In parting, if Suarez is not (at least) on the shortlist for the upcoming Ballon D’Or…then somebody has messed up. If the striker is able to carry his form into Brazil this summer, underestimating Uruguay would be at your own peril. Suarez deserved this award, and he has made it where Liverpool deserves Champions League football. Impressive for a man that was only seen as a cannibal and racist around one year ago…very impressive…
A discussion in my household about the MLS rarely strays far away from my wife’s beloved Portland Timbers and her constant desire to see the “fish gutted” in their current campaign. However, after the beginning of the season has shown serious doubt on whether the Timbers can return to last season’s heights, even my “RCTID” wife realizes that there are some serious pieces of the MLS that are broken…and need fixing.
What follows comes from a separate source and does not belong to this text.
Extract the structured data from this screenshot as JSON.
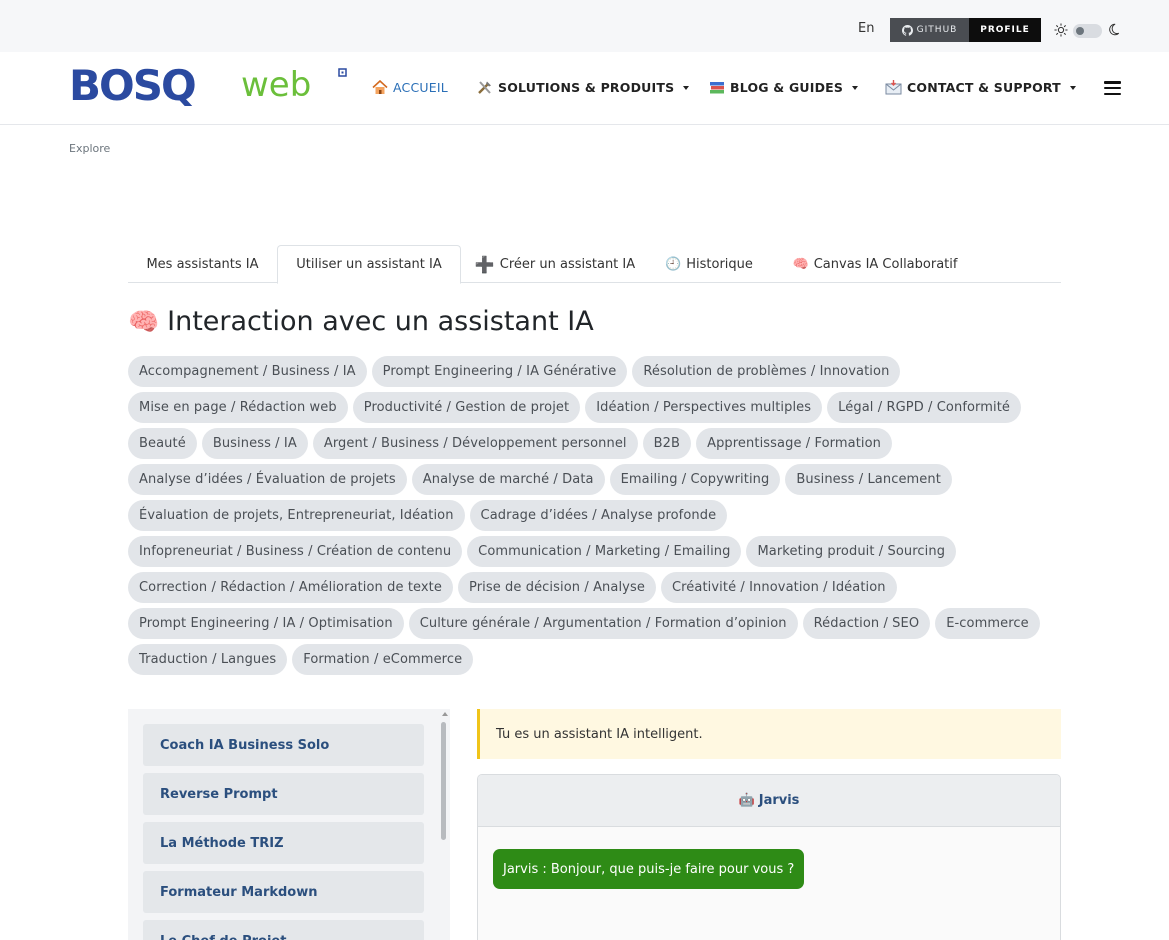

The MLS claims parity…and yet, sadly, this is not how a league grows. A league needs dominant forces…it needs constant underdogs…and it needs to breed hatred toward the teams that can spend freely and a love for the teams that are successful on a tight budget. Although Beckham’s idea is probably motivated by a fair amount of selfish greed, the Miami man makes some serious sense here.
The MLS will never grow as fans are unable to flock to a “bandwagon” team. Look at the EPL and La Liga as newborn fans are able to herd themselves towards Chelsea, Manchester United, City, Real Madrid, and Barcelona because of the success that new fans are able to immediately experience when they discover European soccer. Although LA Galaxy can be a fairly safe bet, the simple view of the early season fixtures show that the MLS is devoid of the type of constants that help build a league.
The NBA grows as new fans can flock to LeBron or a team with a wealth of history, the NFL never fails to see success from one of the old firms and failure from the constant punching bags, MLB will always be dominated by the Yankees and other juggernauts that see fans roll in by the thousands, and even college sports are full of constant story-lines that draw fans in. The MLS has very little in common with these ever-growing sports. No major powers able to outspend opponents (and draw the ire of “purists”), the playoffs have a different feel every season, and the MLS almost forces you to relearn everything about the league at the beginning of every season.
Toronto FC spent a ton of money this season, and, while money never really guarantees success, there is no telling what it could ever mean for Toronto this season. Seattle failed miserably at the tail-end of last season, but the tides of Cascadia have turned without any real change in terms of personnel or administration. The MLS preaches parity…but the best leagues in the world are successful because of the LACK of parity…
While Beckham’s ideals might be simply to bring big names to Miami, the league needs the stories that a lack of salary cap would bring. There needs to be a team that new fans or curious eyes can be drawn to…there needs to be teams (outside of a particular rival) that new fans can immediately hate or love because of how they do business…and the league needs the ability to overspend and bring in big-names without having to worry about the Designated Player rules.
Please – for the good of the league and the future growth of domestic football, get rid of the salary cap. While Beckham has never been one of my favorite legends, he might have a serious point on getting rid of the cap. As someone that really wants to see the MLS succeed, it feels like this might be the right time.